10) Honeycomb that hasn’t been tampered with

Honey is one of the most deceptive foods on the planet. Liquid honey is commonly falsified (that is, tampered with) by heating and blending, which lower nutritional value and natural qualities. There are no exceptions when it comes to raw honey and organic honey. The only way to avoid the deception is to use a honeycomb that has been cut fresh from the hive.

Honeycomb is supplied from beekeepers who utilize regenerative beekeeping techniques that benefit both bees and the environment. We cut the comb into snack-sized pieces, package it, and ship it to your door. All proceeds go toward pollinator research and habitat restoration, ensuring that we can continue enjoying this unadulterated superfood for many years.

Is Honeycomb Safe To Eat?

Honeycomb is generally regarded as safe to consume.

  • However, it is susceptible to C. botulinum spore infection because it contains honey. Pregnant women and toddlers under the age of 12 months are particularly vulnerable.
  • Large amounts of Honeycomb may create gastrointestinal blockages in some people.
  • Avoid eating enormous amounts of Honeycomb daily or spitting out the waxy cells to reduce the chances of this happening.
  • Furthermore, persons who are allergic to bee venom or pollen should avoid eating Honeycomb because it may trigger an allergic reaction.
  • It’s also worth noting that Honeycomb is still heavy in sugar despite its numerous health benefits, so it’s recommended to consume it in moderation.

How To Buy And Store Honeycomb?

In fact, if you want a more natural-tasting honeycomb, you should try buying it in a specialty store. It’s not easy to find it at your local grocery store, but you can order it online. Once you’ve ordered it, you’ll have to freeze it for a few days before eating it. If you’d like to enjoy the taste of Honeycomb right away, make sure you keep it in an airtight container.

The most common and familiar kind of Honeycomb is made of beeswax, and its waxy texture gives it a slightly waxy flavor, but it doesn’t taste like gum despite being waxy. Commercially produced honey is treated with chemicals and can be sold in grocery stores.

Raw Honeycomb should be kept at room temperature in a cabinet or counter. Keep it in the plastic box to keep undesirable guests out. Of course, keep your honey away from water, and it doesn’t have to be kept in the fridge, where it could start to crystallize.

Black and Yellow Bee on Yellow Surface

How To Use Honeycomb?

If you are looking for a healthier way to eat Honeycomb, you can add a few pieces to your breakfast. You can spread it on pancakes, hot waffles, or oatmeal and mix it with Greek yogurt. It can also be mixed with fruit and mixed with yogurt. However, you should know that it can contain botulinum spores. You should never ingest large quantities of Honeycomb as it can cause stomach problems.
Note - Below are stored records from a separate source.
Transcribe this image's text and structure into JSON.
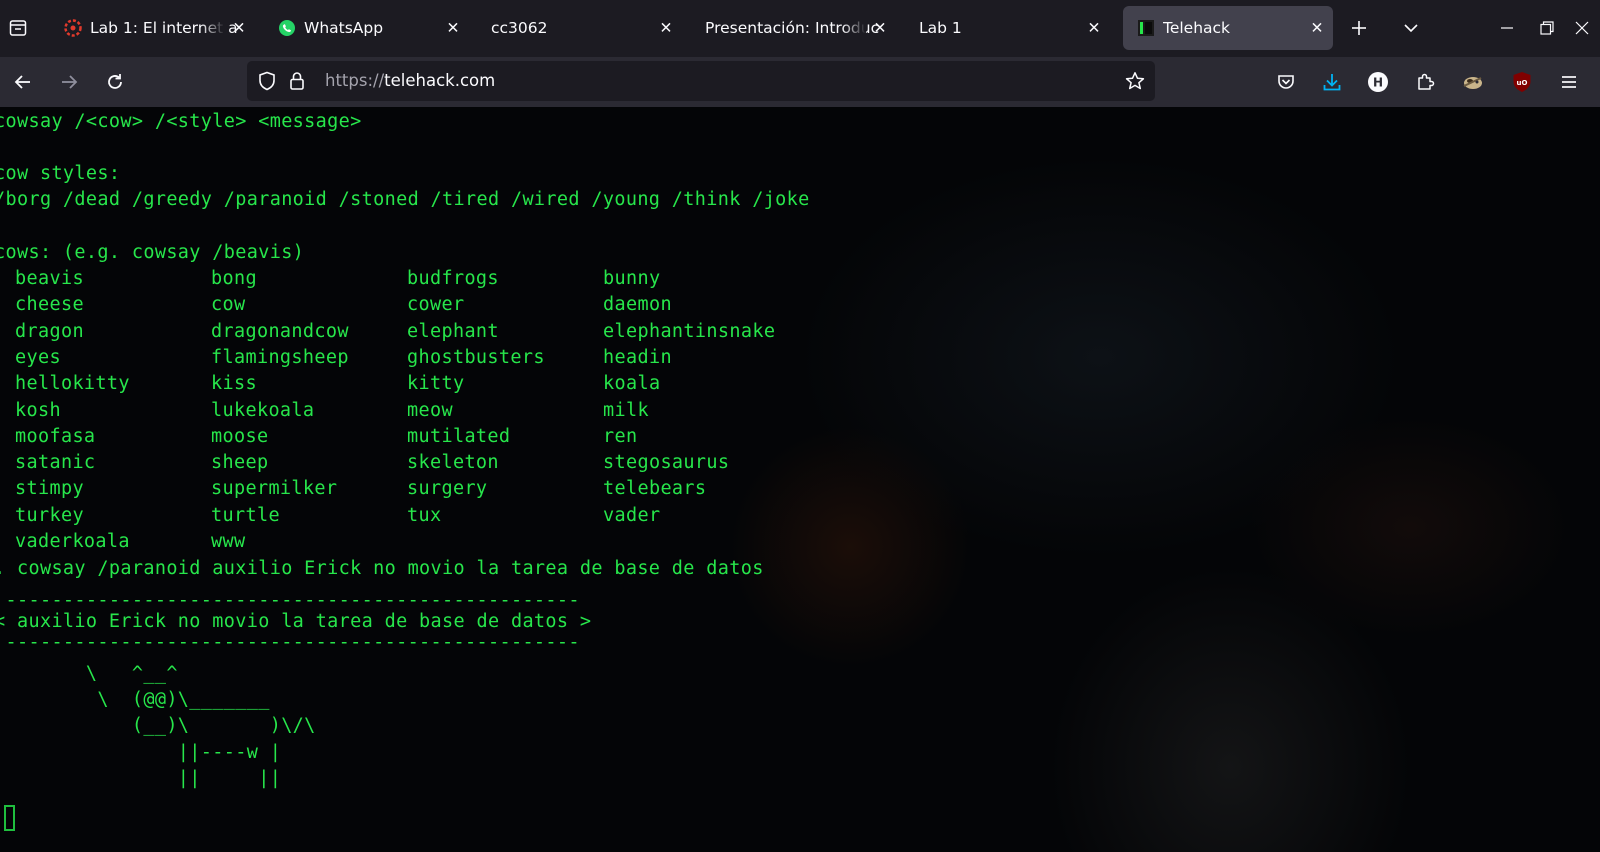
{
  "tabs": [
    {
      "title": "Lab 1: El internet a",
      "icon": "canvas-lms-icon",
      "active": false
    },
    {
      "title": "WhatsApp",
      "icon": "whatsapp-icon",
      "active": false
    },
    {
      "title": "cc3062",
      "icon": "none",
      "active": false
    },
    {
      "title": "Presentación: Introduc",
      "icon": "none",
      "active": false
    },
    {
      "title": "Lab 1",
      "icon": "none",
      "active": false
    },
    {
      "title": "Telehack",
      "icon": "telehack-icon",
      "active": true
    }
  ],
  "navbar": {
    "url_protocol": "https://",
    "url_host": "telehack.com"
  },
  "terminal": {
    "lines": [
      "cowsay /<cow> /<style> <message>",
      "",
      "cow styles:",
      "/borg /dead /greedy /paranoid /stoned /tired /wired /young /think /joke",
      "",
      "cows: (e.g. cowsay /beavis)"
    ],
    "cows": [
      [
        "beavis",
        "bong",
        "budfrogs",
        "bunny"
      ],
      [
        "cheese",
        "cow",
        "cower",
        "daemon"
      ],
      [
        "dragon",
        "dragonandcow",
        "elephant",
        "elephantinsnake"
      ],
      [
        "eyes",
        "flamingsheep",
        "ghostbusters",
        "headin"
      ],
      [
        "hellokitty",
        "kiss",
        "kitty",
        "koala"
      ],
      [
        "kosh",
        "lukekoala",
        "meow",
        "milk"
      ],
      [
        "moofasa",
        "moose",
        "mutilated",
        "ren"
      ],
      [
        "satanic",
        "sheep",
        "skeleton",
        "stegosaurus"
      ],
      [
        "stimpy",
        "supermilker",
        "surgery",
        "telebears"
      ],
      [
        "turkey",
        "turtle",
        "tux",
        "vader"
      ],
      [
        "vaderkoala",
        "www",
        "",
        ""
      ]
    ],
    "command": ". cowsay /paranoid auxilio Erick no movio la tarea de base de datos",
    "output": [
      " --------------------------------------------------",
      "< auxilio Erick no movio la tarea de base de datos >",
      " --------------------------------------------------",
      "        \\   ^__^",
      "         \\  (@@)\\_______",
      "            (__)\\       )\\/\\",
      "                ||----w |",
      "                ||     ||"
    ]
  },
  "colors": {
    "terminal_text": "#27e64b",
    "terminal_bg": "#040507",
    "tabbar_bg": "#1c1b22",
    "active_tab": "#42414d",
    "navbar_bg": "#2b2a33"
  }
}
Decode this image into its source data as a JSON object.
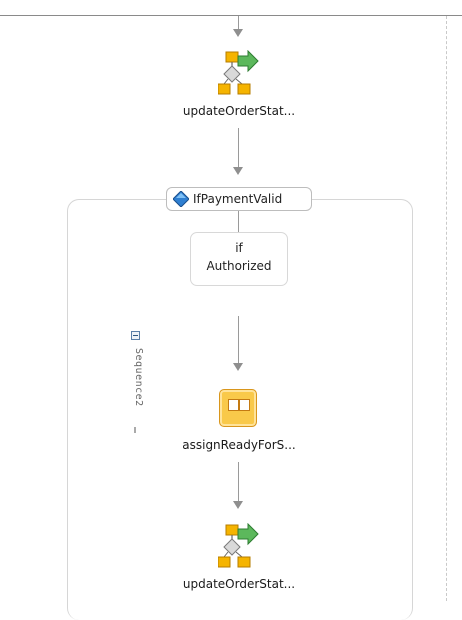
{
  "activities": {
    "invoke_top": {
      "label": "updateOrderStat...",
      "icon": "invoke-icon"
    },
    "switch": {
      "label": "IfPaymentValid",
      "icon": "switch-diamond-icon"
    },
    "case": {
      "label_line1": "if",
      "label_line2": "Authorized"
    },
    "sequence": {
      "label": "Sequence2"
    },
    "assign": {
      "label": "assignReadyForS...",
      "icon": "assign-icon"
    },
    "invoke_bottom": {
      "label": "updateOrderStat...",
      "icon": "invoke-icon"
    }
  },
  "colors": {
    "connector": "#9a9a9a",
    "invoke_boxes": "#f5b400",
    "invoke_arrow": "#5cb85c",
    "assign_fill": "#f9c94a",
    "switch_diamond": "#2f7fd1"
  }
}
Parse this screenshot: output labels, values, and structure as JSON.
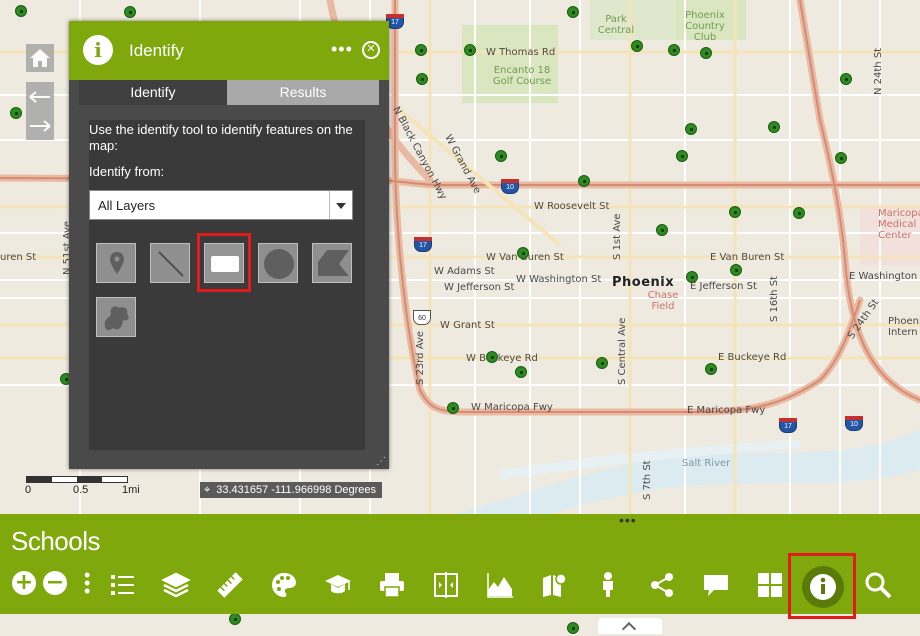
{
  "map": {
    "street_labels": [
      "W Thomas Rd",
      "W Grand Ave",
      "W Roosevelt St",
      "W Van Buren St",
      "E Van Buren St",
      "W Adams St",
      "W Washington St",
      "E Washington St",
      "W Jefferson St",
      "E Jefferson St",
      "W Grant St",
      "W Buckeye Rd",
      "E Buckeye Rd",
      "W Maricopa Fwy",
      "E Maricopa Fwy",
      "N 51st Ave",
      "N Black Canyon Hwy",
      "S 23rd Ave",
      "S Central Ave",
      "S 1st Ave",
      "S 7th St",
      "S 16th St",
      "S 24th St",
      "N 24th St",
      "W Van Buren St"
    ],
    "left_street": "uren St",
    "place_labels": [
      "Park Central",
      "Phoenix Country Club",
      "Encanto 18 Golf Course",
      "Chase Field",
      "Salt River",
      "Maricopa Medical Center",
      "Phoenix Intern"
    ],
    "city_label": "Phoenix",
    "road_shields": [
      "17",
      "10",
      "17",
      "60",
      "17",
      "10"
    ]
  },
  "left_nav": {
    "home_icon": "home-icon",
    "back_icon": "arrow-left-icon",
    "forward_icon": "arrow-right-icon"
  },
  "scale": {
    "labels": [
      "0",
      "0.5",
      "1mi"
    ]
  },
  "coords": {
    "text": "33.431657 -111.966998 Degrees"
  },
  "identify_panel": {
    "title": "Identify",
    "tabs": [
      "Identify",
      "Results"
    ],
    "description": "Use the identify tool to identify features on the map:",
    "from_label": "Identify from:",
    "layer_select": {
      "value": "All Layers"
    },
    "tools": [
      "point-tool",
      "line-tool",
      "extent-tool",
      "circle-tool",
      "polygon-tool",
      "freehand-tool"
    ],
    "selected_tool": "extent-tool"
  },
  "bottom_bar": {
    "title": "Schools",
    "accent": "#7ea80b",
    "toolbar": [
      "legend-icon",
      "layers-icon",
      "measure-icon",
      "basemap-icon",
      "education-icon",
      "print-icon",
      "swipe-icon",
      "elevation-icon",
      "directions-icon",
      "streetview-icon",
      "share-icon",
      "comment-icon",
      "widgets-icon",
      "identify-icon",
      "search-icon"
    ],
    "active_tool": "identify-icon"
  },
  "colors": {
    "highlight": "#e01c1c",
    "school": "#2e8b1f",
    "panel": "#4a4a4a"
  }
}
Is Honeycomb Edible?

Yes, Honeycomb can be eaten. Bees use it as a storage space for young bees. The Honeycomb contains no wax, so its flavor comes from the honey stored inside the hexagonal cells. Its main ingredient is pure beeswax. The wax doesn’t have a strong flavor, but the wax has a delightful taste. When you chew Honeycomb, the pollen and wax will be left in your mouth after you chew it.

Its taste can vary depending on the beeswax used to make it. On the other hand, Raw honey is untreated and is not boiled.

Conclusion

The best way to eat Honeycomb is to chew it, which is traditional. Some people prefer to chew on it, while others enjoy it as a sweet dessert. Honeycomb has many benefits and can be a tasty treat regardless of how it’s consumed.

The main benefit of Honeycomb is that it is an excellent source of polyphenols and phenolic acids, which are compounds found in plants that have antioxidant and anti-inflammatory properties. These substances are responsible for the beautiful taste of Honeycomb, and they are also responsible for the health benefits of the bees. Some research suggests that honey is an effective treatment for heart disease, but you should be sure to consult a doctor before consuming it.